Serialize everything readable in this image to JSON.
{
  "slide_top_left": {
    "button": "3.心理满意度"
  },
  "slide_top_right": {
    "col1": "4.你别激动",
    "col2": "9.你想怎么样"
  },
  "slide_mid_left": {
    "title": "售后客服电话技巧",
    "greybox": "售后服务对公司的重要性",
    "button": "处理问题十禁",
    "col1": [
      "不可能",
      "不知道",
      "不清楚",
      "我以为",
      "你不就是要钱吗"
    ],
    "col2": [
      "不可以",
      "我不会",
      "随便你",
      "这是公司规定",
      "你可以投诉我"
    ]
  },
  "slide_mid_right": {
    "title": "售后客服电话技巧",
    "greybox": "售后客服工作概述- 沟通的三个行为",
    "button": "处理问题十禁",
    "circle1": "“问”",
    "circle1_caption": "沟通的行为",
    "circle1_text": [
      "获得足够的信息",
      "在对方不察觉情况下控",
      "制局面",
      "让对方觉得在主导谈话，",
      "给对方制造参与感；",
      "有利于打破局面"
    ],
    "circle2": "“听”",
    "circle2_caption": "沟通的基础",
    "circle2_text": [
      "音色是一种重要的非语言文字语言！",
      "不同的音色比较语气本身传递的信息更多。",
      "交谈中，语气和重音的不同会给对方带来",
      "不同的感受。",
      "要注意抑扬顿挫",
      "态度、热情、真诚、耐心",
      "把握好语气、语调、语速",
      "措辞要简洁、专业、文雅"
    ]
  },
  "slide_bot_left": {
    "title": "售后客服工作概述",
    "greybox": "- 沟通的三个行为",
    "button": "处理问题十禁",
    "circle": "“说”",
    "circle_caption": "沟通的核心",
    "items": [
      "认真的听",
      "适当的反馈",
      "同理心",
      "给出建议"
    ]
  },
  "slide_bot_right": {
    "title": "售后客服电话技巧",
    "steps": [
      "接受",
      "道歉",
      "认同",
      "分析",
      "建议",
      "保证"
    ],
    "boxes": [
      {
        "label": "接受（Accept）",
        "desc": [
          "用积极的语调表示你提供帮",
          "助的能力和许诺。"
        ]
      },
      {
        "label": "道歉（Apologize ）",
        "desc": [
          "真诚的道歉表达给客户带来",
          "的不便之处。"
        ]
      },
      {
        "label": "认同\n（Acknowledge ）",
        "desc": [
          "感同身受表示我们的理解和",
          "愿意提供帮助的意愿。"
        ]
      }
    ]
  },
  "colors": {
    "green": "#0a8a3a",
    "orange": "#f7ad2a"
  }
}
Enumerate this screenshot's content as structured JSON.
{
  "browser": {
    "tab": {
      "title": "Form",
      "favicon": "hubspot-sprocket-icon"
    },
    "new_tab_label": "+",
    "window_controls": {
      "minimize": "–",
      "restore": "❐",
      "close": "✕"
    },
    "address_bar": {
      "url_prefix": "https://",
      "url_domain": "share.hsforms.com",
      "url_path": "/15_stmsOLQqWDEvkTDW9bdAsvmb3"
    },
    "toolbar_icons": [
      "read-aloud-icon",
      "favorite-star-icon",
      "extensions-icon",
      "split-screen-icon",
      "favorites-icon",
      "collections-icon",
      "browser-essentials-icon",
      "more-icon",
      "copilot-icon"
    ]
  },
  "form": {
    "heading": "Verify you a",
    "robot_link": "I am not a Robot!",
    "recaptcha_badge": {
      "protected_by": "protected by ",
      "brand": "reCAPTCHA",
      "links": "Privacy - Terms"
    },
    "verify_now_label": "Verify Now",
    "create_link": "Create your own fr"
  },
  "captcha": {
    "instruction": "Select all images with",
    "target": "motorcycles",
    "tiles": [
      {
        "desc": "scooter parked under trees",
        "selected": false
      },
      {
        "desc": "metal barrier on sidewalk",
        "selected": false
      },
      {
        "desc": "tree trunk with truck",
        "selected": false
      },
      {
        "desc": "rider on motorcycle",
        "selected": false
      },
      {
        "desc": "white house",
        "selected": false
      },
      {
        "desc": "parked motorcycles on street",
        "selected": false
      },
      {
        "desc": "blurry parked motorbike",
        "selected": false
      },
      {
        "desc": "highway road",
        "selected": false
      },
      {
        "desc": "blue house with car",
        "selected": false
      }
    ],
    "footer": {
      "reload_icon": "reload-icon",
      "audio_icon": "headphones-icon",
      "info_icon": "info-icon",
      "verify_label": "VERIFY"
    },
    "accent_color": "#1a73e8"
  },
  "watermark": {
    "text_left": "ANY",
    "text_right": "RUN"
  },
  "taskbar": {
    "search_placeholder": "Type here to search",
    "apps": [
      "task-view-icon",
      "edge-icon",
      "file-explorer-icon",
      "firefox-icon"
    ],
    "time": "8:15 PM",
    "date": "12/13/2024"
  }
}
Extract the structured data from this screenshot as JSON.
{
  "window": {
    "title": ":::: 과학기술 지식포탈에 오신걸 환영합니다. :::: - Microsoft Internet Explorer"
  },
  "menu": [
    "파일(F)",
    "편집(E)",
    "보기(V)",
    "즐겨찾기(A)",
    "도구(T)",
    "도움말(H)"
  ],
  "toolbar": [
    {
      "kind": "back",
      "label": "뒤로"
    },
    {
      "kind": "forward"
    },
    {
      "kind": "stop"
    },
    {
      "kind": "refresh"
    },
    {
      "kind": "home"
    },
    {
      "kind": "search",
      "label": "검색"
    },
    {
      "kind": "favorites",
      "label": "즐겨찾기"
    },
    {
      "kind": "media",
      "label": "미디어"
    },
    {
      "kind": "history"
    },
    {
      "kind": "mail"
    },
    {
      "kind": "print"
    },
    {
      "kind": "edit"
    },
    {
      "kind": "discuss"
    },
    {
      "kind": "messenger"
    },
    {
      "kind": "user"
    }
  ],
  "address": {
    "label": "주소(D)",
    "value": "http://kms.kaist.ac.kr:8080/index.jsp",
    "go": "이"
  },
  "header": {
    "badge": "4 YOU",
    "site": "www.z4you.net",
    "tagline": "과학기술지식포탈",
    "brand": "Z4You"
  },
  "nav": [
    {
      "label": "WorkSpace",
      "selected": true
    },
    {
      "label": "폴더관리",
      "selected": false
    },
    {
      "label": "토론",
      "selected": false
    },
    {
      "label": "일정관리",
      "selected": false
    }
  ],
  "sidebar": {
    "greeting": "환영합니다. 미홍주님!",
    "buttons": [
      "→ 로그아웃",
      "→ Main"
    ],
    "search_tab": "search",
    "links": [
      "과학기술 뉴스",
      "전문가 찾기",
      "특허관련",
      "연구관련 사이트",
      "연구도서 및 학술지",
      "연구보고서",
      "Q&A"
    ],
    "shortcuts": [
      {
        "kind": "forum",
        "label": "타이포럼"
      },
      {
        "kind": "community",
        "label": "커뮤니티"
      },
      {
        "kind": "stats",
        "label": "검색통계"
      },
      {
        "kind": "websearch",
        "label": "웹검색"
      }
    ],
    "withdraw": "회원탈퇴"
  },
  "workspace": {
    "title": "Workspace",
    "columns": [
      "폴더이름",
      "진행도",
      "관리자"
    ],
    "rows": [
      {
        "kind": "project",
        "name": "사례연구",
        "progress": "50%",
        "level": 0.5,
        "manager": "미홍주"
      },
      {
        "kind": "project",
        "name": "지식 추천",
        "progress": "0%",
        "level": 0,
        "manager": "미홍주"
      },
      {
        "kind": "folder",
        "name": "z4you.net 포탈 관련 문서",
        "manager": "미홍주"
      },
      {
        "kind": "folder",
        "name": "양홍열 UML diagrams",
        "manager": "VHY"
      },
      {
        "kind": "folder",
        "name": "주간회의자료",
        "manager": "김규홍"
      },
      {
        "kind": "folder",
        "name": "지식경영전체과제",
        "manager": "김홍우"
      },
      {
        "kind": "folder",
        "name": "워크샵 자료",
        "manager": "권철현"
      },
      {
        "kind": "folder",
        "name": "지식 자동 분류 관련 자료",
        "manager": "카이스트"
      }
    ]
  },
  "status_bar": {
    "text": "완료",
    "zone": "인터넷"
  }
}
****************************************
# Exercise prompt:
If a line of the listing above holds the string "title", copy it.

# Solution to this task:
    "title": "售后客服电话技巧",
    "title": "售后客服电话技巧",
    "title": "售后客服工作概述",
    "title": "售后客服电话技巧",
      "title": "Form",
    "title": ":::: 과학기술 지식포탈에 오신걸 환영합니다. :::: - Microsoft Internet Explorer"
    "title": "Workspace",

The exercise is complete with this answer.